Extensive research validates that trauma and eating disorders frequently co-occur. A 2012 study illuminated that “the vast majority of women and men with anorexia nervosa (AN), bulimia nervosa (BN), and binge eating disorder (BED) reported a history of interpersonal trauma.” The study estimates that in the female population* approximately 30% with diagnosis of bulimia and 20% with diagnosis of binge eating disorder meet criteria for lifetime incidence of Post-Traumatic Stress Disorder (PTSD) (*co-morbidity between eating disorder and PTSD in males has been understudied).
There are different kinds of trauma that can be factors in the development of eating disorders. These traumas include emotional or physical neglect, sexual harassment, physical or sexual abuse and assault, witnessing a traumatic event, emotional abuse, teasing, and bullying. Trauma can lead to a significant and enduring disruption in one’s nervous system which can make it harder for that individual to process and cope with emotions. Eating disorder behaviors can be a method that trauma sufferers use to escape or avoid difficult or uncomfortable emotions or memories.
It’s natural to want to prevent feeling painful emotions or have painful reminders intrude on your thoughts, so individuals with untreated trauma and/or PTSD may go through great lengths to avoid them. Unfortunately, the methods often used to avoid this emotional pain in the short term (e.g. suicidal behavior, self-injury, severe dissociation, eating disorders, substance abuse), are not effective in the long term and are actually getting in the way of creating a more fulfilling life.
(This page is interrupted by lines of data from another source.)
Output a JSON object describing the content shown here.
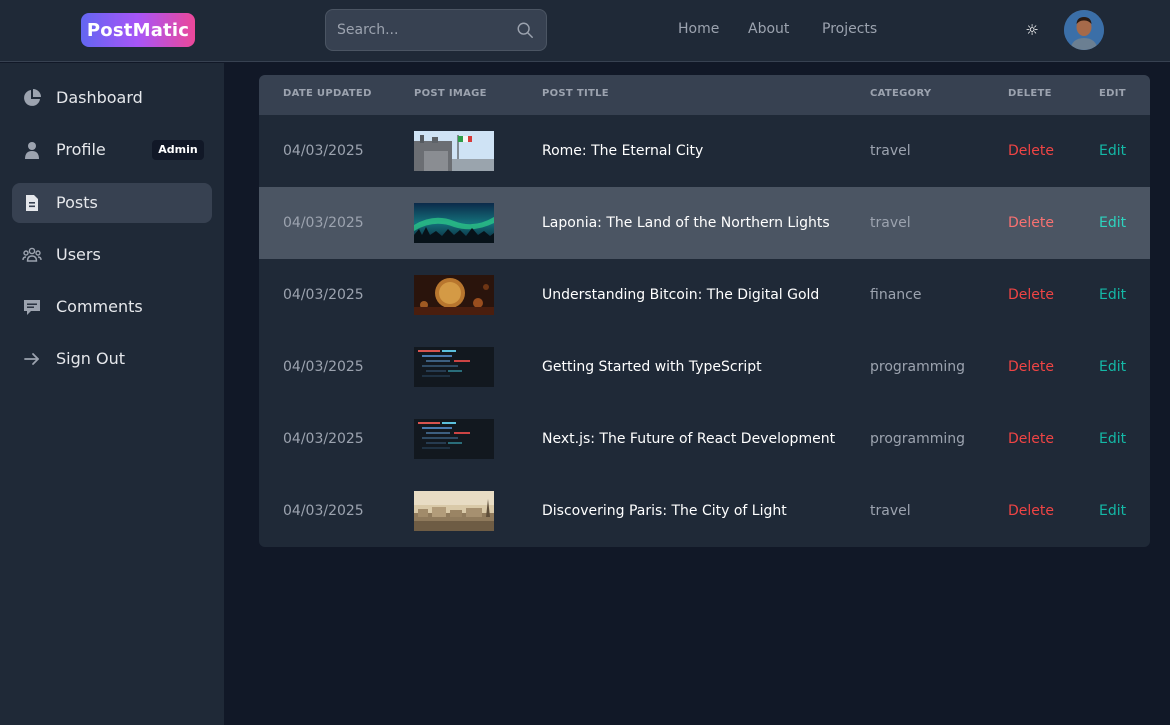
{
  "header": {
    "logo": "PostMatic",
    "search_placeholder": "Search...",
    "nav": [
      {
        "label": "Home"
      },
      {
        "label": "About"
      },
      {
        "label": "Projects"
      }
    ],
    "theme_icon": "sun-icon",
    "avatar_icon": "user-avatar"
  },
  "sidebar": {
    "items": [
      {
        "label": "Dashboard",
        "icon": "pie-chart-icon",
        "active": false
      },
      {
        "label": "Profile",
        "icon": "user-icon",
        "badge": "Admin",
        "active": false
      },
      {
        "label": "Posts",
        "icon": "document-icon",
        "active": true
      },
      {
        "label": "Users",
        "icon": "users-icon",
        "active": false
      },
      {
        "label": "Comments",
        "icon": "comment-icon",
        "active": false
      },
      {
        "label": "Sign Out",
        "icon": "arrow-right-icon",
        "active": false
      }
    ]
  },
  "table": {
    "columns": [
      "DATE UPDATED",
      "POST IMAGE",
      "POST TITLE",
      "CATEGORY",
      "DELETE",
      "EDIT"
    ],
    "rows": [
      {
        "date": "04/03/2025",
        "image": "rome-monument",
        "title": "Rome: The Eternal City",
        "category": "travel",
        "delete": "Delete",
        "edit": "Edit"
      },
      {
        "date": "04/03/2025",
        "image": "northern-lights",
        "title": "Laponia: The Land of the Northern Lights",
        "category": "travel",
        "delete": "Delete",
        "edit": "Edit"
      },
      {
        "date": "04/03/2025",
        "image": "bitcoin-coin",
        "title": "Understanding Bitcoin: The Digital Gold",
        "category": "finance",
        "delete": "Delete",
        "edit": "Edit"
      },
      {
        "date": "04/03/2025",
        "image": "code-screen",
        "title": "Getting Started with TypeScript",
        "category": "programming",
        "delete": "Delete",
        "edit": "Edit"
      },
      {
        "date": "04/03/2025",
        "image": "code-screen",
        "title": "Next.js: The Future of React Development",
        "category": "programming",
        "delete": "Delete",
        "edit": "Edit"
      },
      {
        "date": "04/03/2025",
        "image": "paris-skyline",
        "title": "Discovering Paris: The City of Light",
        "category": "travel",
        "delete": "Delete",
        "edit": "Edit"
      }
    ]
  },
  "colors": {
    "background": "#111827",
    "panel": "#1f2937",
    "header_row": "#374151",
    "highlight_row": "#4b5563",
    "delete": "#ef4444",
    "edit": "#14b8a6",
    "logo_gradient": [
      "#6366f1",
      "#a855f7",
      "#ec4899"
    ]
  }
}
What is DBT PE?
Dialectical Behavior Therapy Prolonged Exposure (DBT PE) is an evidenced-based treatment for trauma based on exposure therapy and cognitive behavior therapy principles. PE works by changing post-traumatic thoughts and feelings through experiential learning, rather than trying to “logic your way out.” The protocol is designed for people suffering from PTSD and trying to escape from that suffering in ways that negatively impact their lives.
Developed by Melanie Harned, DBT PE combines standard DBT with Prolonged Exposure. Combining DBT and PE together allows for emotional and/or behavioral stabilization before focused trauma treatment begins. So, in other words, the protocol first helps participants build strength and coping capabilities so that they can then be ready to tackle the trauma work most effectively. The protocol is broken down into three stages. The first stage is standard DBT treatment which will help the individual learn coping skills in order to control behaviors that would interfere with the effectiveness of the trauma treatment. Once an individual is capable of experiencing difficult emotions without engaging in those escape behaviors, Stage 2 involves engaging in the prolonged exposure piece to directly target the PTSD. This second stage involves imaginal and in-vivo exposure. In imaginal exposure, the patient revisits the traumatic experience, narrating out loud in the company of the therapist. The in vivo exposure involves slowly confronting situations previously avoided in the service of escaping memories or feelings associated with the trauma. These exposures, conducted under the careful watch and support of the PE therapist, are expected to work the patient towards freedom from the confines of the oppressive thoughts, feelings and memories associated with the traumatic experience. In Stage 3, the client would resume standard DBT to build a life worth living without PTSD.
Who can benefit from DBT PE?
DBT PE is an ideal approach for individuals who attempt to manage or avoid difficult emotions in problematic or harmful ways that would likely interfere with standard PTSD treatment. For example, while remembering an aspect of their trauma, individuals might logically know that they are currently safe, but their body doesn’t get the memo, and emotions (including avoidance of emotion) take over. When the urge to escape one’s emotions is very powerful, tapping into reasoned thoughts is often not enough at first. Through DBT PE, people are taught strategies and coached through the exposure so that they can expose themselves to actually experiencing something different, which leads to much deeper learning. Especially for a person who has experiences multiple traumas, use of these strategies has often helped people to better deal with their painful emotions.
Columbus Park clinicians are superbly well-trained and prepared to deliver the DBT and DBT PE protocol. Our DBT PE clinicians have completed both advanced training in DBT and the highly sought after intensive DBT PE training with Dr. Melanie Harned herself. Contact us to learn more about DBT PT and if it might be right for you.
Brewerton, Timothy D. Eating disorders, trauma, and comorbidity: focus on PTSD. The Journal of Treatment & Prevention. 2007;15(4): 285-304. doi:10.1080/10640260701454311
Harned, M and Ritschel, L (2018). Training in the DBT PE Protocol for PTSD [PowerPoint slides 4-31] What is DBT PE?. Retrieved from https://dbtpe.org/treatment-overview/
Mitchell KS, Mazzeo SE, Schlesinger MR, Brewerton TD, Smith BN. Comorbidity of partial and subthreshold PTSD among men and women with eating disorders in the National Comorbidity Survey-Replication Study. The International Journal of Eating Disorders. 2012;45(3):307-315. doi:10.1002/eat.20965.